“It creates awareness among people who don’t have an Aud (alcohol use disorder) that alcohol isn’t beneficial, and that it could be harmful.”
There are many benefits to being sober curious, says Rhys Evans, managing director of drug and alcohol testing equipment supplier Alco-Safe.
One of them, he says, is being able to make educated decisions on whether to drink and being okay with your decision.
“It teaches people to understand how alcohol affects their bodies, their finances, performance and relationships. Once you have that knowledge then you can make an educated decision if you want to stop drinking, or only drink in certain situations,” he says.
This, he says, is important in a context with a drinking culture like South Africa, where choosing not to drink might be perceived by others as though something is wrong.
Oliver agrees and adds that “being sober curious starts with asking yourself why you choose to pick up a drink.

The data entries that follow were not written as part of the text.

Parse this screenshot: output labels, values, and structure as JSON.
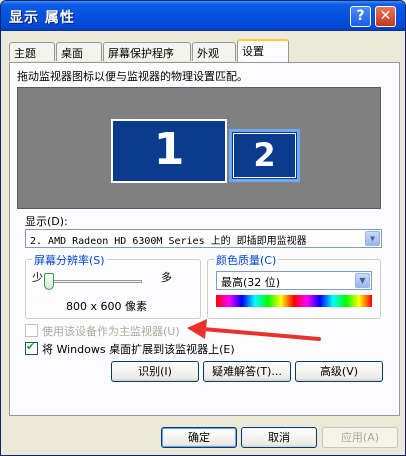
{
  "window": {
    "title": "显示 属性",
    "help_label": "?",
    "close_label": "✕"
  },
  "tabs": [
    {
      "label": "主题",
      "active": false
    },
    {
      "label": "桌面",
      "active": false
    },
    {
      "label": "屏幕保护程序",
      "active": false
    },
    {
      "label": "外观",
      "active": false
    },
    {
      "label": "设置",
      "active": true
    }
  ],
  "settings": {
    "instruction": "拖动监视器图标以便与监视器的物理设置匹配。",
    "monitors": [
      {
        "number": "1"
      },
      {
        "number": "2"
      }
    ],
    "display_label": "显示(D):",
    "display_value": "2. AMD Radeon HD 6300M Series 上的 即插即用监视器",
    "resolution": {
      "legend": "屏幕分辨率(S)",
      "min_label": "少",
      "max_label": "多",
      "value": "800 x 600 像素",
      "slider_level": 0
    },
    "color_quality": {
      "legend": "颜色质量(C)",
      "value": "最高(32 位)"
    },
    "primary_checkbox": {
      "label": "使用该设备作为主监视器(U)",
      "checked": false,
      "disabled": true
    },
    "extend_checkbox": {
      "label": "将 Windows 桌面扩展到该监视器上(E)",
      "checked": true
    },
    "buttons": {
      "identify": "识别(I)",
      "troubleshoot": "疑难解答(T)...",
      "advanced": "高级(V)"
    }
  },
  "footer": {
    "ok": "确定",
    "cancel": "取消",
    "apply": "应用(A)"
  },
  "colors": {
    "title_bar": "#0452de",
    "monitor_fill": "#0b3b8c",
    "arrow": "#e8322b"
  }
}
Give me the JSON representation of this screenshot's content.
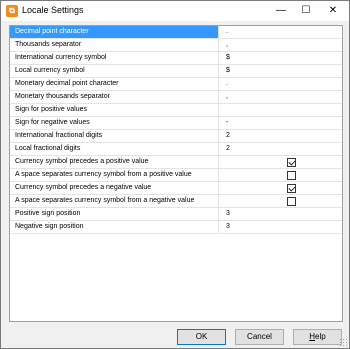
{
  "window": {
    "title": "Locale Settings",
    "icon": "app-icon",
    "controls": {
      "minimize": "—",
      "maximize": "☐",
      "close": "✕"
    }
  },
  "rows": [
    {
      "name": "Decimal point character",
      "value": ".",
      "type": "text",
      "selected": true
    },
    {
      "name": "Thousands separator",
      "value": ",",
      "type": "text"
    },
    {
      "name": "International currency symbol",
      "value": "$",
      "type": "text"
    },
    {
      "name": "Local currency symbol",
      "value": "$",
      "type": "text"
    },
    {
      "name": "Monetary decimal point character",
      "value": ".",
      "type": "text"
    },
    {
      "name": "Monetary thousands separator",
      "value": ",",
      "type": "text"
    },
    {
      "name": "Sign for positive values",
      "value": "",
      "type": "text"
    },
    {
      "name": "Sign for negative values",
      "value": "-",
      "type": "text"
    },
    {
      "name": "International fractional digits",
      "value": "2",
      "type": "text"
    },
    {
      "name": "Local fractional digits",
      "value": "2",
      "type": "text"
    },
    {
      "name": "Currency symbol precedes a positive value",
      "checked": true,
      "type": "checkbox"
    },
    {
      "name": "A space separates currency symbol from a positive value",
      "checked": false,
      "type": "checkbox"
    },
    {
      "name": "Currency symbol precedes a negative value",
      "checked": true,
      "type": "checkbox"
    },
    {
      "name": "A space separates currency symbol from a negative value",
      "checked": false,
      "type": "checkbox"
    },
    {
      "name": "Positive sign position",
      "value": "3",
      "type": "text"
    },
    {
      "name": "Negative sign position",
      "value": "3",
      "type": "text"
    }
  ],
  "buttons": {
    "ok": "OK",
    "cancel": "Cancel",
    "help_mnemonic": "H",
    "help_rest": "elp"
  },
  "colors": {
    "selection": "#3399ff",
    "default_button_border": "#0078d7"
  }
}
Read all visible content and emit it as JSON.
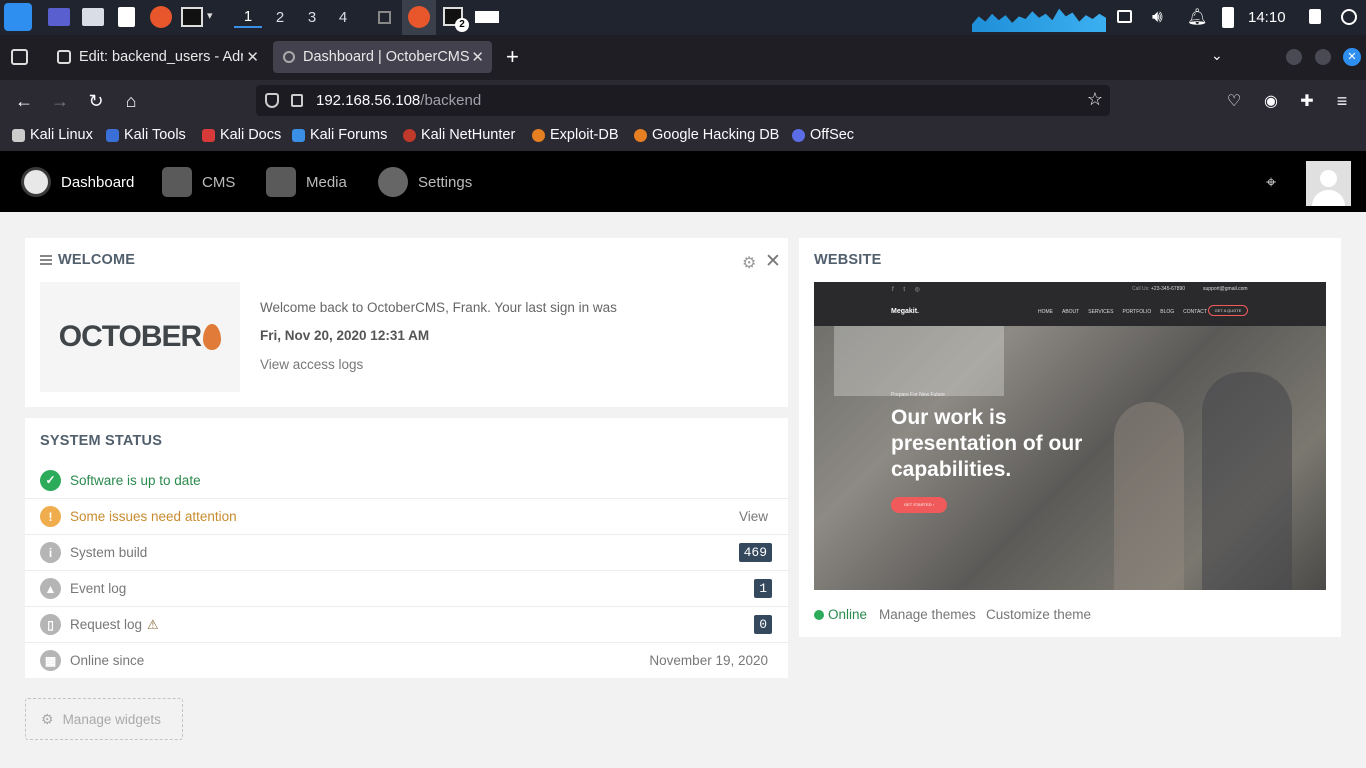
{
  "taskbar": {
    "workspaces": [
      "1",
      "2",
      "3",
      "4"
    ],
    "clock": "14:10",
    "terminal_badge": "2"
  },
  "browser": {
    "tabs": [
      {
        "label": "Edit: backend_users - Adr"
      },
      {
        "label": "Dashboard | OctoberCMS"
      }
    ],
    "url": {
      "host": "192.168.56.108",
      "path": "/backend"
    },
    "bookmarks": [
      "Kali Linux",
      "Kali Tools",
      "Kali Docs",
      "Kali Forums",
      "Kali NetHunter",
      "Exploit-DB",
      "Google Hacking DB",
      "OffSec"
    ]
  },
  "cms_nav": {
    "items": [
      "Dashboard",
      "CMS",
      "Media",
      "Settings"
    ]
  },
  "welcome": {
    "title": "WELCOME",
    "logo_text": "OCTOBER",
    "message": "Welcome back to OctoberCMS, Frank. Your last sign in was",
    "last_sign_in": "Fri, Nov 20, 2020 12:31 AM",
    "access_logs_link": "View access logs"
  },
  "system_status": {
    "title": "SYSTEM STATUS",
    "rows": [
      {
        "label": "Software is up to date",
        "value": ""
      },
      {
        "label": "Some issues need attention",
        "value": "View"
      },
      {
        "label": "System build",
        "value": "469"
      },
      {
        "label": "Event log",
        "value": "1"
      },
      {
        "label": "Request log",
        "value": "0"
      },
      {
        "label": "Online since",
        "value": "November 19, 2020"
      }
    ]
  },
  "website": {
    "title": "WEBSITE",
    "preview": {
      "contact_label": "Call Us:",
      "phone": "+23-345-67890",
      "email": "support@gmail.com",
      "brand": "Megakit.",
      "menu": [
        "HOME",
        "ABOUT",
        "SERVICES",
        "PORTFOLIO",
        "BLOG",
        "CONTACT"
      ],
      "quote_button": "GET A QUOTE",
      "kicker": "Prepare For New Future",
      "headline_lines": [
        "Our work is",
        "presentation of our",
        "capabilities."
      ],
      "cta": "GET STARTED"
    },
    "status": "Online",
    "manage_themes": "Manage themes",
    "customize_theme": "Customize theme"
  },
  "manage_widgets": "Manage widgets",
  "colors": {
    "success": "#2cab5b",
    "warning": "#f0ad4e",
    "muted": "#b5b5b5",
    "badge": "#34495e"
  }
}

“Drinking is usually something we do without thinking about it, even though we know it’s causing minor issues such as headaches, restless sleep and hangovers, and major issues such disease and relationship problems.
“It’s a good thing to be curious about life and ponder alternative choices.”
Stopping or slowing down drinking can help reinvigorate your body, Janet says. “For example, your blood pressure and liver stiffness will decrease.
“Drinking alcohol is like pouring petrol on your anxiety, and without it, you’ll feel calmer and more in control.
“Your sleep will improve. If you’ve been drinking for years, then you’ll have built up a level of fatigue – just taking a month off will enable you to get some good quality sleep so that you can rest and recharge.”
Sober curiosity, however, isn’t for everyone, cautions Janet, especially not people who are addicts.
If a person tries, and fails to moderate their alcohol intake, it’s an indication that they’ve crossed a line with alcohol and are unable to turn back.
In this case it would be better to seek help in the form of support groups such as Alcoholics Anonymous and others.
“It’s very hard to change your drinking habits on your own, so you do need a community of others on the same path,” Janet says.
“Once you’ve found the right group, you’ll be able to learn how to quit and then to thrive in your alcohol-free life.”
It’s important to be aware of the difference between being sober curious and being in recovery from alcoholism, Rhys says.
“People who are in recovery choose to be sober, but they do so because of their extreme alcohol dependency or abuse, and they have no other option.”
A sober curious person on the other hand may start to see signs of abuse and consciously decide not to indulge before things get out of hand or they just want to take better care of their health.